PRESS RELEASE: Remembering a friend killed in Iraq —
From Kevin Danaher and Medea Benjamin,
April 17, 2005. Just about
every day we hear of bombs going off in Iraq, and perhaps we pause for a
moment and think what a tragedy it is, and then we go back to our daily
routine. But when someone close to you is killed by one of those bombs,
the world stops spinning.
On Saturday April 16, our colleague and friend, 28-year-old Marla
Ruzicka of Lakeport, California, was killed when a car bomb exploded on
the streets of Baghdad. We still don't know the exact details of her
death, which makes it all that much harder to deal with the utter shock of
losing this bright, shining light whose work focused on trying to bring
some compassion into the middle of a war zone.
Marla was working for a humanitarian organization she founded called
CIVIC (Campaign for Innocent Victims in Conflict), which documents cases
of innocent civilians hurt by war. Marla and numerous other volunteers
would go door-to-door interviewing families who had lost loved ones or had
their property destroyed by the fighting. She would then take this
information back to Washington and lobby for reparations for these
A case in point, taken from Marla's own journal,
as published November 6, 2003 on AlterNet:
On the 24th of October, former teacher Mohammad Kadhum Mansoor,
59, and his wife, Hamdia Radhi Kadhum, 45, were traveling with their three
daughters — Beraa, 21, Fatima, 8, and Ayat, 5 years old — when they were
tragically run over by an American tank.
A grenade was thrown at the tank, causing it to loose control
and veer onto the highway, over the family's small Volkswagen. Mohammad
and Hamdia were killed instantly, orphaning the three girls in the
backseat. The girls survived, but with broken and fractured bodies. We are
not sure of Ayat's fate; her backbone is broken.
CIVIC staff member Faiz Al Salaam monitors the girls' condition each
day. Nobody in the military or the U.S. Army has visited them, nor has
anyone offered to help this very poor family.
Marla first came to the Global Exchange office when she was still in
high school in Lakeport. She had heard a talk by one of staff members
about Global Exchange's work building people-to-people ties around the
world — and she wanted to do something to help. She was a quick study and
took to the work with a passion and energy that were inspiring to us older
activists. She later chose a college (Friends World College) that allowed
her to travel to many countries and learn from diverse cultures. She
quickly developed a "big love" — love of the human race, in all its joy,
frailties, and exotic permutations.
Marla worked with AIDS victims in Zimbabwe, refugees in Palestine,
campesinos in Nicaragua. Following the US invasion of Afghanistan, Marla
traveled to Afghanistan with a Global Exchange delegation. She was so
moved by the plight of the civilian victims that she dedicated the rest of
her too short life to helping innocent victims of war. She was on a
similar mission in Iraq when she met with her untimely death.
Marla was once asked by a San Francisco Chronicle reporter if she would
ever consider doing work that was safer. Marla answered: "To have a job

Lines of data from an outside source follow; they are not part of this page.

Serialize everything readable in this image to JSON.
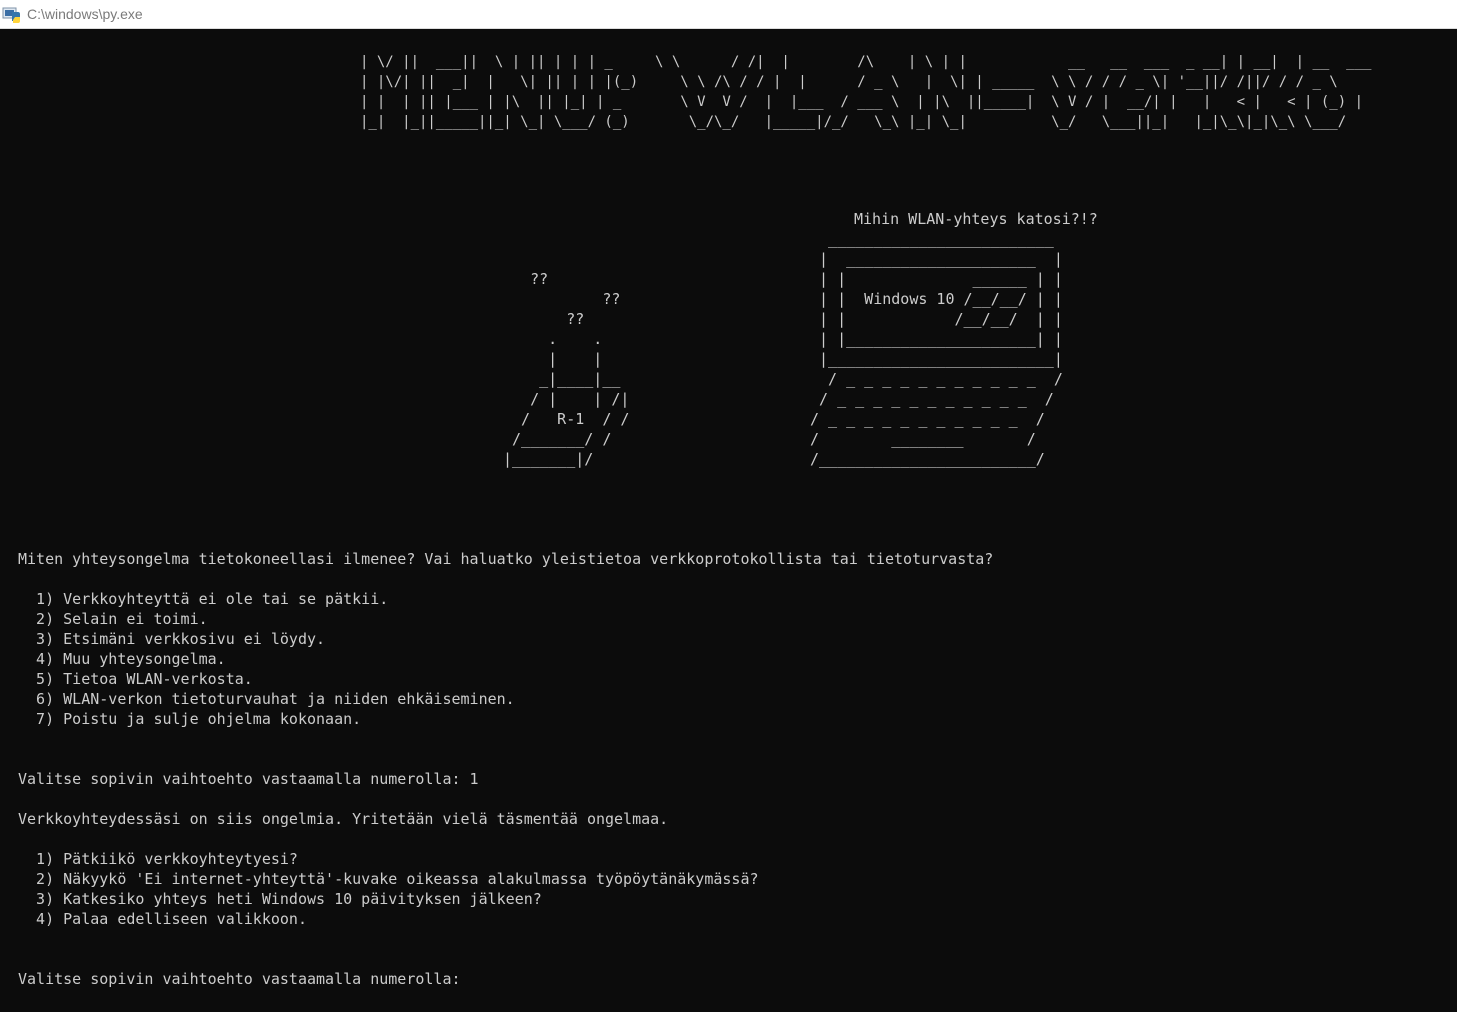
{
  "window": {
    "title": "C:\\windows\\py.exe",
    "app_icon": "python-launcher-icon"
  },
  "console": {
    "banner_art": "| \\/ ||  ___||  \\ | || | | | _     \\ \\      / /|  |        /\\    | \\ | |            __   __  ___  _ __| | __|  | __  ___\n| |\\/| ||  _|  |   \\| || | | |(_)     \\ \\ /\\ / / |  |      / _ \\   |  \\| | _____  \\ \\ / / / _ \\| '__||/ /||/ / / _ \\\n| |  | || |___ | |\\  || |_| | _       \\ V  V /  |  |___  / ___ \\  | |\\  ||_____|  \\ V / |  __/| |   |   < |   < | (_) |\n|_|  |_||_____||_| \\_| \\___/ (_)       \\_/\\_/   |_____|/_/   \\_\\ |_| \\_|          \\_/   \\___||_|   |_|\\_\\|_|\\_\\ \\___/",
    "tagline": "Mihin WLAN-yhteys katosi?!?",
    "router_art": "   ??\n           ??\n       ??\n     .    .\n     |    |\n    _|____|__\n   / |    | /|\n  /   R-1  / /\n /_______/ /\n|_______|/",
    "laptop_art": "  _________________________\n |  _____________________  |\n | |              ______ | |\n | |  Windows 10 /__/__/ | |\n | |            /__/__/  | |\n | |_____________________| |\n |_________________________|\n  / _ _ _ _ _ _ _ _ _ _ _  /\n / _ _ _ _ _ _ _ _ _ _ _  /\n/ _ _ _ _ _ _ _ _ _ _ _  /\n/        ________       /\n/________________________/",
    "transcript": [
      "Miten yhteysongelma tietokoneellasi ilmenee? Vai haluatko yleistietoa verkkoprotokollista tai tietoturvasta?",
      "",
      "  1) Verkkoyhteyttä ei ole tai se pätkii.",
      "  2) Selain ei toimi.",
      "  3) Etsimäni verkkosivu ei löydy.",
      "  4) Muu yhteysongelma.",
      "  5) Tietoa WLAN-verkosta.",
      "  6) WLAN-verkon tietoturvauhat ja niiden ehkäiseminen.",
      "  7) Poistu ja sulje ohjelma kokonaan.",
      "",
      "",
      "Valitse sopivin vaihtoehto vastaamalla numerolla: 1",
      "",
      "Verkkoyhteydessäsi on siis ongelmia. Yritetään vielä täsmentää ongelmaa.",
      "",
      "  1) Pätkiikö verkkoyhteytyesi?",
      "  2) Näkyykö 'Ei internet-yhteyttä'-kuvake oikeassa alakulmassa työpöytänäkymässä?",
      "  3) Katkesiko yhteys heti Windows 10 päivityksen jälkeen?",
      "  4) Palaa edelliseen valikkoon.",
      "",
      "",
      "Valitse sopivin vaihtoehto vastaamalla numerolla:"
    ]
  }
}
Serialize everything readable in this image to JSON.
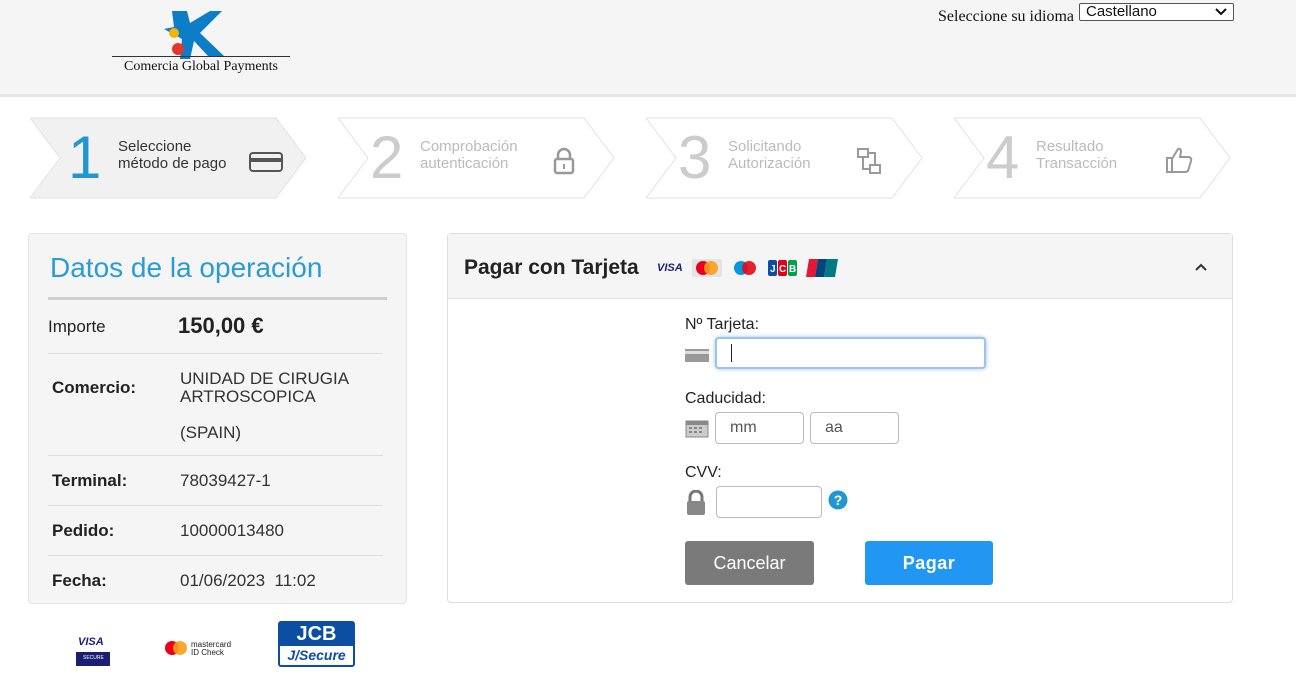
{
  "header": {
    "logo_text": "Comercia Global Payments",
    "language_label": "Seleccione su idioma",
    "language_selected": "Castellano"
  },
  "steps": [
    {
      "number": "1",
      "line1": "Seleccione",
      "line2": "método de pago",
      "icon": "card-icon",
      "active": true
    },
    {
      "number": "2",
      "line1": "Comprobación",
      "line2": "autenticación",
      "icon": "lock-icon",
      "active": false
    },
    {
      "number": "3",
      "line1": "Solicitando",
      "line2": "Autorización",
      "icon": "network-icon",
      "active": false
    },
    {
      "number": "4",
      "line1": "Resultado",
      "line2": "Transacción",
      "icon": "thumbs-up-icon",
      "active": false
    }
  ],
  "operation": {
    "title": "Datos de la operación",
    "amount_label": "Importe",
    "amount_value": "150,00 €",
    "merchant_label": "Comercio:",
    "merchant_line1": "UNIDAD DE CIRUGIA",
    "merchant_line2": "ARTROSCOPICA",
    "merchant_line3": "(SPAIN)",
    "terminal_label": "Terminal:",
    "terminal_value": "78039427-1",
    "order_label": "Pedido:",
    "order_value": "10000013480",
    "date_label": "Fecha:",
    "date_value": "01/06/2023  11:02"
  },
  "payment": {
    "title": "Pagar con Tarjeta",
    "brands": [
      "VISA",
      "Mastercard",
      "Maestro",
      "JCB",
      "UnionPay"
    ],
    "card_label": "Nº Tarjeta:",
    "card_value": "",
    "expiry_label": "Caducidad:",
    "month_placeholder": "mm",
    "year_placeholder": "aa",
    "cvv_label": "CVV:",
    "cvv_value": "",
    "cancel_label": "Cancelar",
    "pay_label": "Pagar"
  },
  "footer": {
    "visa_text": "VISA",
    "visa_sub": "SECURE",
    "mc_line1": "mastercard",
    "mc_line2": "ID Check",
    "jcb_text": "JCB",
    "jcb_sub": "J/Secure"
  },
  "colors": {
    "accent": "#2196d3",
    "pay_button": "#2196f3",
    "cancel_button": "#7a7a7a"
  }
}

where you can make things better for people? That's a blessing. Why would
I do anything else?"
We are somewhat consoled by the fact that Marla died doing what she
really wanted to do: help people less fortunate than herself. Many of us
believe that character trait to be the most beautiful quality a human
being can possess. And Marla had an abundance of it.
It is so difficult to think of this lively young woman as not being
alive any more. Marla seemed to have one speed: all-ahead-full. She had
more courage than most people we know. She loved big challenges and she
took them on with a radiant smile that could melt the coldest heart.
One of the things we can do to honor Marla Ruzicka is to carry on her
heartfelt work to build a world without hunger, war, and needless
suffering. And every time we start to get depressed about the state of the
world, we should take inspiration from Marla's boundless energy and throw
ourselves back into the work of global justice with the same kind of
passion that was Marla's most endearing quality.